Model Airplane News 08/2014

Multiplex has been producing a line of foam RC model planes for a number of years, and their latest release, the Shark, is foam at its best. Distributed by Hitec RCD, the design, and the product, is really outstanding. The colorful, well-applied graphics complement the Shark's beautiful lines. A very versatile electric-powered scale-like sport flyer, this model has several excellent features. Our test model required a receiver, 3-channel minimum, and a 3-cell, l,000mAh LiPo battery to make it ready for flight. The motor and speed control come already installed. Servos and push-rods are also installed, and I found that they were correctly set up and adjusted. A hex wrench is included for making adjustments if needed. I used a Hitec Aurora 9 transmitter and a 7-chan-nel Optima receiver to control the Shark. This may seem like more radio than required, but it's nice to have the extensive capabilities the Aurora 9 offers. In stock configuration, the Shark is a 3-channel model, rudder, elevator, and throttle, and flies very well. There is also an optional kit offered to add ailerons, which includes two servos, extension leads, pushrods, and horns. The ailerons are molded into the wing and only require cutting the ends free. Pockets for the servos and slots for the servo leads are molded into the wings to help make installation easy.

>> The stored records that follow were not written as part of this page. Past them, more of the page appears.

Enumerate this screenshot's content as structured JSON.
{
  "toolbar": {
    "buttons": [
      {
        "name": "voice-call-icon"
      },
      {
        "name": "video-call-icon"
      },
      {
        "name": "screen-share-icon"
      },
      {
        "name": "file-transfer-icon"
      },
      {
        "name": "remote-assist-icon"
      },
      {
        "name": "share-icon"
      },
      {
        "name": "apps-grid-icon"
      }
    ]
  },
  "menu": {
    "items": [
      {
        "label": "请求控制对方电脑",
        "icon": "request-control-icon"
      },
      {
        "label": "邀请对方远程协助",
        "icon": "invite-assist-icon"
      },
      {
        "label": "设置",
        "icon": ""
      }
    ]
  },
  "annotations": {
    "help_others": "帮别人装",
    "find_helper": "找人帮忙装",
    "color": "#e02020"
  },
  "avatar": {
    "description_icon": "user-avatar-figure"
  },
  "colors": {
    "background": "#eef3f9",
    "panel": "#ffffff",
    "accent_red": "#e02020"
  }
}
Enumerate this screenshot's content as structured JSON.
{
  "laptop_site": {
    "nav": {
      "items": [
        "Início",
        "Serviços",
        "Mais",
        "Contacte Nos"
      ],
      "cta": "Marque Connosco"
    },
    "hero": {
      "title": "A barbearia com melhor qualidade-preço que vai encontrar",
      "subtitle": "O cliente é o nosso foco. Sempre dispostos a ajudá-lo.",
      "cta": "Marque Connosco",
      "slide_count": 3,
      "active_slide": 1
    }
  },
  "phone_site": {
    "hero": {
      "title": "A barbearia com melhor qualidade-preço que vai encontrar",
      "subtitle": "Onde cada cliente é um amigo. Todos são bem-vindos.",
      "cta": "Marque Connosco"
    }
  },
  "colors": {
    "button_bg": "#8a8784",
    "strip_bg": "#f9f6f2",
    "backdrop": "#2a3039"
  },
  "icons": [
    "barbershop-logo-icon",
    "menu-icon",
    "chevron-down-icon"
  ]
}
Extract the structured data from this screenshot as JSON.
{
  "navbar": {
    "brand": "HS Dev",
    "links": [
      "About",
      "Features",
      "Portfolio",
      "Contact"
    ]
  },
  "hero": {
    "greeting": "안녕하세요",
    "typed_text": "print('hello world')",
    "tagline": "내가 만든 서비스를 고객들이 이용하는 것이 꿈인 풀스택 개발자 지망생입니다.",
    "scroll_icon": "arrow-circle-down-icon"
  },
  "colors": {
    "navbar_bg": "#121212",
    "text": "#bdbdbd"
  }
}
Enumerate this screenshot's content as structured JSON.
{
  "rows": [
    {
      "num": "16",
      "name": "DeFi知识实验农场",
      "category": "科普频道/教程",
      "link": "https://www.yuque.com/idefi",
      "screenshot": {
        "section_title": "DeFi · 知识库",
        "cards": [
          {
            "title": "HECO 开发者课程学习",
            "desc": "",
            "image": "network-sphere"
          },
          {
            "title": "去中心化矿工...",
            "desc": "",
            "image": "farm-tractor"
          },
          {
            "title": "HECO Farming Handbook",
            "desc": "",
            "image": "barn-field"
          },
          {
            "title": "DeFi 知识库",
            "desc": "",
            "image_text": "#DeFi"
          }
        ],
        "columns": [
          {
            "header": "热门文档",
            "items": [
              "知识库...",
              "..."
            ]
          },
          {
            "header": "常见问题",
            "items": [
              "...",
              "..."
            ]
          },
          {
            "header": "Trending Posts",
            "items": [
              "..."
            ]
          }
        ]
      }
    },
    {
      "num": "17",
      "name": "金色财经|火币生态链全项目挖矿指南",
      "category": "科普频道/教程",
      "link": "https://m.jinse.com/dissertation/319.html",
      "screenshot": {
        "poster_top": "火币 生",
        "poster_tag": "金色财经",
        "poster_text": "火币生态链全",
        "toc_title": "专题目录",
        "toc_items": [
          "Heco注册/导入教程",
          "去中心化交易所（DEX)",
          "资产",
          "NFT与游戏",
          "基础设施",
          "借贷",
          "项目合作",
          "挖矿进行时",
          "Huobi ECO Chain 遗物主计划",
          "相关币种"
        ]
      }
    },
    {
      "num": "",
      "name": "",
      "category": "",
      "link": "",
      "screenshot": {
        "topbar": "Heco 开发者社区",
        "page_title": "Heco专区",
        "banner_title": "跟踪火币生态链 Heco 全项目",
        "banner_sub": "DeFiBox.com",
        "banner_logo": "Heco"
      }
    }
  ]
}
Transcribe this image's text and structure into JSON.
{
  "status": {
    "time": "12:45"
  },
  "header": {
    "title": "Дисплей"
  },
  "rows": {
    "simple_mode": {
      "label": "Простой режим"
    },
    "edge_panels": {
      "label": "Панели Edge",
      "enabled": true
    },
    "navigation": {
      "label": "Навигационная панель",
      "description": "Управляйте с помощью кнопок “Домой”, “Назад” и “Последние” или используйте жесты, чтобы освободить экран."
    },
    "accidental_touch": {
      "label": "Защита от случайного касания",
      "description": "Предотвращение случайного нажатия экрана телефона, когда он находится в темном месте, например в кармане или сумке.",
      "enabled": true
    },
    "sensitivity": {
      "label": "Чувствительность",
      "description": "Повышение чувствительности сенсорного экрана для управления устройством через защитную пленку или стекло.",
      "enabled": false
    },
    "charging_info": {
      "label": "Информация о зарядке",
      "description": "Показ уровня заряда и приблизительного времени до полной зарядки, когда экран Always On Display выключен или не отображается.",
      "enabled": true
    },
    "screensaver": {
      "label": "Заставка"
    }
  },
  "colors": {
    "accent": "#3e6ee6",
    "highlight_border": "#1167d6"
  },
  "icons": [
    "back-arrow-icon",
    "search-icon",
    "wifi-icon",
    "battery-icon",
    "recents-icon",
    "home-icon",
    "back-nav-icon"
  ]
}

Scale Aviation Modeller International 09/2014

The J2M3 Raiden, Allied code name Jack, was designed by Jiro Horikoshi in 1939 as a defence interceptor for the Imperial Japanese Navy; Horikoshi's other famous aircraft was the A6M Zero. The Raiden was designed specifically to counter the threat of high altitude bombers and was capable of high speed climb and was armed with four machine guns, however the shape of the aircraft proved to limit the aircraft's manoeuvrability. The Raiden was powered by a single KaseiType23 kou 14 Cylinder Radial Engine producing 1,850hp and had a maximum speed of407mph and range of 348 miles. It was armed with four Type 99-2 cannon in the wings. The inboard cannon had a fire rate of 190rpg whilst the outboard had a fire rate of 210rpg. The Raiden could also carry two 60kg bombs or 2 x 200L drop tanks. 307 J2M3s were built by Mitsubishi and 128 were built by Koza KK in Japan. The aircraft saw extensive use during the Second World war by the Imperial Japanese Navy and were used amongst other roles as interceptors for the US Boeing B-29 Bombers. The Zoukei-Mura kit of the J2M3 Raiden comes in a very impressive box, which contains nine sprues of grey and two of clear injection moulded plastic, one decal sheet, one masking seal sheet and one very impressive instruction booklet. The parts are superbly moulded with exquisite detail and clarity to them, are all individually bagged and sealed and have finely engraved panel lines and surface detail.The decal sheet is superbly printed with crystal clarity and registration.